Table of Contents
ISRN Neurology
Volume 2011 (2011), Article ID 354642, 9 pages
Research Article

Predicting Acute Ischaemic Stroke Outcome Using Clinical and Temporal Thresholds

1Department of Neurology, Saint Jean Hospital, 20 Avenue du Languedoc, 66046 Perpignan Cedex, France
2Department of Neurology, CHU Hassan II, Dhar Mehraz, Fes 30000, Morocco
3Department of Neurology, CHU Besancon, 3 Boulevard Fleming, 25030 Besancon Cedex, France

Received 11 April 2011; Accepted 14 May 2011

Academic Editor: G. de Courten-Myers

Copyright © 2011 Denis Sablot et al. This is an open access article distributed under the Creative Commons Attribution License, which permits unrestricted use, distribution, and reproduction in any medium, provided the original work is properly cited.

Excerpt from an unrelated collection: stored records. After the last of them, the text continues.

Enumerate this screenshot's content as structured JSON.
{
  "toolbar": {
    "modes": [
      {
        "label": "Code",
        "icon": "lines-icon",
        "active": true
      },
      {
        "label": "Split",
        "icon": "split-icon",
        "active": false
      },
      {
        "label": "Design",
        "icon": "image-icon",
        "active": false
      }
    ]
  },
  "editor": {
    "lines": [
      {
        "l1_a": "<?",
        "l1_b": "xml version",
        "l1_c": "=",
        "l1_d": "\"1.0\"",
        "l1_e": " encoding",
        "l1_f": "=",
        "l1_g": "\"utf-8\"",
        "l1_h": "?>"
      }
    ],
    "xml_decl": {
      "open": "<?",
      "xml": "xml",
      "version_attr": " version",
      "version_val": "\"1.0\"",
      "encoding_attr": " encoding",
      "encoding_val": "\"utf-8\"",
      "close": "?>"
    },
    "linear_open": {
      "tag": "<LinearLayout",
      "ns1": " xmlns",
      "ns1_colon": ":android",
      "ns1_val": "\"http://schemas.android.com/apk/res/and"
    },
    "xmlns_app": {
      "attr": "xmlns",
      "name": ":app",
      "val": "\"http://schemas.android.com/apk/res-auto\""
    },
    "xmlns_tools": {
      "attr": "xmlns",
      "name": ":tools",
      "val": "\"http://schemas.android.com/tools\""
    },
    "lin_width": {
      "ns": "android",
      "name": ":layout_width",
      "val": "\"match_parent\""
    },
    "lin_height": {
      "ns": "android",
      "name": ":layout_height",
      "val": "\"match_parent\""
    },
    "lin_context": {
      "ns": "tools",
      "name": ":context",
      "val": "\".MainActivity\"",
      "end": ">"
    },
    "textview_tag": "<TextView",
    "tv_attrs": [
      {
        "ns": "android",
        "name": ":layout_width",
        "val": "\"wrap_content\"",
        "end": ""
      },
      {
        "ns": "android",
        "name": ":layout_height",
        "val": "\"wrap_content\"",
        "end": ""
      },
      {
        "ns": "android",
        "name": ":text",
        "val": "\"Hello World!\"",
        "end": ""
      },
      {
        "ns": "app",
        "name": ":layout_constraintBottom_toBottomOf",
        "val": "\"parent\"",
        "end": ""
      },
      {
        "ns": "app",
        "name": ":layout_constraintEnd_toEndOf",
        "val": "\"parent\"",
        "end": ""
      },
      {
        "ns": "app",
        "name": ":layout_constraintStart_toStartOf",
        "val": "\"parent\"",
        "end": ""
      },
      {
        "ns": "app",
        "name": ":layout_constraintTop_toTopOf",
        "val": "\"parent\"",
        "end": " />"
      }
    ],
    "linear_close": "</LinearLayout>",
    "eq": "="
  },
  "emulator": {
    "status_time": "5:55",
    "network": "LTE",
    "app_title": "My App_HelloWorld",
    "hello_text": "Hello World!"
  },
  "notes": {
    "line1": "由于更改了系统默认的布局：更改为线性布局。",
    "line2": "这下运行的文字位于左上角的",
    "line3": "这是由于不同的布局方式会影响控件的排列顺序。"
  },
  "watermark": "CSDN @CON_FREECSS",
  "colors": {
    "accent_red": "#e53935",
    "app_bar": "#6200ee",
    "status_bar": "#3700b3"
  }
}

Background. Few studies have analysed the natural course of cerebral ischaemia for predicting outcome. We aimed to determine the early clinical findings and the thresholds for deficit severity and symptom duration that make it possible to stratify outcome. Methods. We included 154 patients with transient ischaemic attack or ischaemic stroke. Stroke profiles and neurological status were assessed from onset to 24 hrs, on admission, at 48 hrs, and at discharge. Outcomes were evaluated using the modified Rankin Scale. Positive and negative predictive values were calculated for the different thresholds. The model was subsequently evaluated on a new prospective cohort of 157 patients. Results. Initial National Institute of Health Stroke Scale (NIHSS) score <5 and symptoms regressing within 135 min were predictive of good outcome. Initial NIHSS score >22 and symptom stability after 1,230 min were predictive of physical dependency or death. Conclusions. Low and high NIHSS cut-off points are effective positive predictive values for good and poor outcomes. Thresholds for symptom duration are less conclusive.